A new report from the Metropolitan Policy Program at Brookings considers how incentives offered in Cincinnati, Indianapolis, Salt Lake City and San Diego align with the Brookings framework for inclusive economic development. The authors examine incentive transactions by industry category and location to draw conclusions about how well incentives help the city grow from within, boost trade, invest in people and skills, and connect place (that is, link local communities to regional opportunities).
The paper finds that all four cities disproportionately incentivize advanced industries that are R&D- and STEM-intensive. These cities also tend to target their incentives to industries that support trade, measured by location quotients and the export intensity of each industry. Average earnings in incentivized industries are generally higher than average earnings in the overall economy. However, black and Hispanic workers tend to be underrepresented in the incentivized industries. The study also looks at the location of incentivized activity within each city, finding that “57% of incentives landed in communities with poverty rates” above 20%.
The report’s implications draw from the paper’s literature review as well as the research findings. We support the recommendations, many of which are consistent with our own Smart Incentives principles:
- Situate incentives within broader economic objectives
- Embrace transparency and evaluation
- Target incentives to enhance productive, inclusive growth
- Incentivize opportunity-rich firms

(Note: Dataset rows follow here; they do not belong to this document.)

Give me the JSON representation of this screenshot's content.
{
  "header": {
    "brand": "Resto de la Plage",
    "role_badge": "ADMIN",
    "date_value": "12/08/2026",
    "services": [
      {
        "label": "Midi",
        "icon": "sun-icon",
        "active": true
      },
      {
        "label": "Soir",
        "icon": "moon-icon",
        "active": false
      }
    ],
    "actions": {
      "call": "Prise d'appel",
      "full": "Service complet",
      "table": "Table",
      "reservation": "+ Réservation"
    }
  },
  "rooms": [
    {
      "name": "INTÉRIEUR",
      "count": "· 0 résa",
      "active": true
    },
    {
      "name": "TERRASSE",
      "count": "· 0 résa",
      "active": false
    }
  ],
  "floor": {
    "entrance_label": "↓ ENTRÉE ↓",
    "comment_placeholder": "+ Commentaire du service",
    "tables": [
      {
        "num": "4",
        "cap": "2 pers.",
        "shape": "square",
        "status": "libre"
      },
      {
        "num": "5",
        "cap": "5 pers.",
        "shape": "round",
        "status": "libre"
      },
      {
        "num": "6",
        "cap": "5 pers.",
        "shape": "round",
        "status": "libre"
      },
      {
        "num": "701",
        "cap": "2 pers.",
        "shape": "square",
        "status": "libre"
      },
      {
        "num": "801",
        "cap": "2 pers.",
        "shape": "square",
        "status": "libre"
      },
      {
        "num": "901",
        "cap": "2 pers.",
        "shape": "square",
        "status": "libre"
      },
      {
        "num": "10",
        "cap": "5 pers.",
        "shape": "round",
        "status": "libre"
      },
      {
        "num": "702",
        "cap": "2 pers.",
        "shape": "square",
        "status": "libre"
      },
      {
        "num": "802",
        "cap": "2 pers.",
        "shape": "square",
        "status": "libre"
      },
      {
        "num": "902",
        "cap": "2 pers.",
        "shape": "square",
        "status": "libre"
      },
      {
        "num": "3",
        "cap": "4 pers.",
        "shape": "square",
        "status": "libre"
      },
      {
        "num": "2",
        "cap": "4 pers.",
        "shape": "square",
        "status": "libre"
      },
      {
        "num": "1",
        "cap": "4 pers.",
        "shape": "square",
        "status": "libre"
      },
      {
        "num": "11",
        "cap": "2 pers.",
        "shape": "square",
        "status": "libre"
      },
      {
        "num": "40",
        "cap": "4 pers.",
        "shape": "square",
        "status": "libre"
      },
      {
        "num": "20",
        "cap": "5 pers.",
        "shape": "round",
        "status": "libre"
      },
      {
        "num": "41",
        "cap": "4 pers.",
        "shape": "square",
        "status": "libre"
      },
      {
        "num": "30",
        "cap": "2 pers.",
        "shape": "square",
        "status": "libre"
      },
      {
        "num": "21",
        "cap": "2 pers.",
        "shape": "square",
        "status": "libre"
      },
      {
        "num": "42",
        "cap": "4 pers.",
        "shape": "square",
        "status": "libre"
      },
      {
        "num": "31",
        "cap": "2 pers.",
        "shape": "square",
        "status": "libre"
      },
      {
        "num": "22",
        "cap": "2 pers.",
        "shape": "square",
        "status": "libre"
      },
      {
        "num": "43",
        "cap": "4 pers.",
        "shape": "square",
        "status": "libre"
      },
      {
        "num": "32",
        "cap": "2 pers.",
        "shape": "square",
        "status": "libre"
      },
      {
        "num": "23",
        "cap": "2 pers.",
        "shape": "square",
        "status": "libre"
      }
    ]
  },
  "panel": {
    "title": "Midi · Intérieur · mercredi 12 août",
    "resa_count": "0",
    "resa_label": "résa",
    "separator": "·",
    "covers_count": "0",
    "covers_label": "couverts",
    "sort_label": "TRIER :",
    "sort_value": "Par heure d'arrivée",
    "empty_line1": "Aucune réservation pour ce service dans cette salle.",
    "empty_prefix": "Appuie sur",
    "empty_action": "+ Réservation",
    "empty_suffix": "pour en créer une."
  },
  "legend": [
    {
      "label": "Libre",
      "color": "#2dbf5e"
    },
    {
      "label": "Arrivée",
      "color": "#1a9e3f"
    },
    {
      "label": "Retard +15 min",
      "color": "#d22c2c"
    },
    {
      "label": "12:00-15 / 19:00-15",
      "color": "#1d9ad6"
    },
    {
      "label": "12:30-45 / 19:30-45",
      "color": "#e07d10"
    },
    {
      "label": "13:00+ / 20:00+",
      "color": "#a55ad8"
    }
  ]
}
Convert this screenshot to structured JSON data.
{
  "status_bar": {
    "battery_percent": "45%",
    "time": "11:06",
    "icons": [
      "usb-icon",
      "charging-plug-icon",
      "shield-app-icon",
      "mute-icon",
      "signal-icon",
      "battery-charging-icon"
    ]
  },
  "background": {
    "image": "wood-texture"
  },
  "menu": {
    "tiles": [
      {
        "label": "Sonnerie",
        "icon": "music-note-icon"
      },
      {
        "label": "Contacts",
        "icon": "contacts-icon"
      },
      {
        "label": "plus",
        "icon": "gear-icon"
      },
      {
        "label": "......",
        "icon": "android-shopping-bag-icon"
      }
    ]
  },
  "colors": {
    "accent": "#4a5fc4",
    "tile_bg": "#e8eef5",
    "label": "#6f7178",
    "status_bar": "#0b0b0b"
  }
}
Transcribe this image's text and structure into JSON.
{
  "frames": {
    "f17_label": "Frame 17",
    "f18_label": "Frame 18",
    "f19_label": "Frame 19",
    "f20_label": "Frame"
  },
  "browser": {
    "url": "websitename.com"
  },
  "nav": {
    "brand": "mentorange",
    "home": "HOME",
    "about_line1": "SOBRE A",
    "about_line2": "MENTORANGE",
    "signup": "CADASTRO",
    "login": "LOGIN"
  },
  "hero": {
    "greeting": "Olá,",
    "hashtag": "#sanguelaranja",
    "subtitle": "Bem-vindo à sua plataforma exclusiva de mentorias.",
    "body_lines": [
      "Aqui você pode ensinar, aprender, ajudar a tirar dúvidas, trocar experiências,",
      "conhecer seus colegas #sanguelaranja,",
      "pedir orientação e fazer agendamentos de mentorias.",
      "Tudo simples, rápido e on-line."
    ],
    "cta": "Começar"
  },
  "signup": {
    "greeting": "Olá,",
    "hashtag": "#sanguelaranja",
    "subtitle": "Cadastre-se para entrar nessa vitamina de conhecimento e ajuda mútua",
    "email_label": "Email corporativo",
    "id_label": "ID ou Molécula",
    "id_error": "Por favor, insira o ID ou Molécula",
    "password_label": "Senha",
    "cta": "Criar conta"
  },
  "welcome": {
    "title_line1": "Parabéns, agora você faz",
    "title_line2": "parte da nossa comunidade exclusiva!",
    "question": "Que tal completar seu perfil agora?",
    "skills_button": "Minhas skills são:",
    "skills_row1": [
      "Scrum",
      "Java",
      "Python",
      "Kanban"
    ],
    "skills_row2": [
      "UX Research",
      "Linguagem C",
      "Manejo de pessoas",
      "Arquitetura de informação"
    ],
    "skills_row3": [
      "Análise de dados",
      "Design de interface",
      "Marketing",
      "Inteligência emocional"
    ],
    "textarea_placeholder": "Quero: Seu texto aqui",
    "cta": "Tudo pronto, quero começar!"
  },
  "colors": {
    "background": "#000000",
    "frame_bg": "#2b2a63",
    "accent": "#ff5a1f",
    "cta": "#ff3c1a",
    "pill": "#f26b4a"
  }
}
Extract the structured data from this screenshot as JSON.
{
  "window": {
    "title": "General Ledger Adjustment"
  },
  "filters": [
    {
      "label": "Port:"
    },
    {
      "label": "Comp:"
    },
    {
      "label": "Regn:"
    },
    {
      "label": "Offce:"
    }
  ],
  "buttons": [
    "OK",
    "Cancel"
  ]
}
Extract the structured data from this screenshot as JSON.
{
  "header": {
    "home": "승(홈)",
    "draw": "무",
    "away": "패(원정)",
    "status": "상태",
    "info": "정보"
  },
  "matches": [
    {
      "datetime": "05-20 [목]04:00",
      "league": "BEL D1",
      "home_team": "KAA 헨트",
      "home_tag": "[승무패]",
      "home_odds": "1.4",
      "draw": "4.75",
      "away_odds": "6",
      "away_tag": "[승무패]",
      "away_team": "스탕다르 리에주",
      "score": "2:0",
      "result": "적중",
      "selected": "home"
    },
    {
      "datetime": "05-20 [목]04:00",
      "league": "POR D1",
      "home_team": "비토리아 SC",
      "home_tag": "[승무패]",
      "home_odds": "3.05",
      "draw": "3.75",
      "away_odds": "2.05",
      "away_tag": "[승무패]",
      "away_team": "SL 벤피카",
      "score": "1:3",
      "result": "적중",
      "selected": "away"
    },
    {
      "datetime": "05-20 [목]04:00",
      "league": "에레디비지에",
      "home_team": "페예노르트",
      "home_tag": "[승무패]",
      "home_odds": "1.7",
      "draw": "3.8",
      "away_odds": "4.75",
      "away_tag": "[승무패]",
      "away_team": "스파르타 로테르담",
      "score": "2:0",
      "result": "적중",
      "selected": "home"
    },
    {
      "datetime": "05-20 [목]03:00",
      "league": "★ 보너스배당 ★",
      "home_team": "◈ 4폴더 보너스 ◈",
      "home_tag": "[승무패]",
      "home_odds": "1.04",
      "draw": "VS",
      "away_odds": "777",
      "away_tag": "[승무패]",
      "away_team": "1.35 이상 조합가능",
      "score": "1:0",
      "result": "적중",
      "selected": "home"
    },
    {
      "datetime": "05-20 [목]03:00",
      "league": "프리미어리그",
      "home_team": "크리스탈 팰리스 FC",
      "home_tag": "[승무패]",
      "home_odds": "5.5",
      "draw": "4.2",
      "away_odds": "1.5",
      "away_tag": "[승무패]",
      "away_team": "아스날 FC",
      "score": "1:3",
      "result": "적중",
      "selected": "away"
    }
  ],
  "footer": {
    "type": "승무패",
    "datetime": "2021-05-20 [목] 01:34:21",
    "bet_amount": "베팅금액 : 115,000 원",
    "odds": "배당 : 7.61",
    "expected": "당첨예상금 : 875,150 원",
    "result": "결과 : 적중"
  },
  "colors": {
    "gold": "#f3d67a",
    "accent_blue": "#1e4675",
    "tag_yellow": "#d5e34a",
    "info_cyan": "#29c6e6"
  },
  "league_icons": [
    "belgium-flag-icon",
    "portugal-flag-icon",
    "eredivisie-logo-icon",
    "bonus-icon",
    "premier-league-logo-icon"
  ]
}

- Incentivize firms to provide more opportunity
- Incentivize firms with place in mind
To learn more please download the report, Examining the local value of economic development incentives. Evidence from four US cities, Joseph Parilla and Sifan Liu. Metropolitan Policy Program - Brookings. March 2018.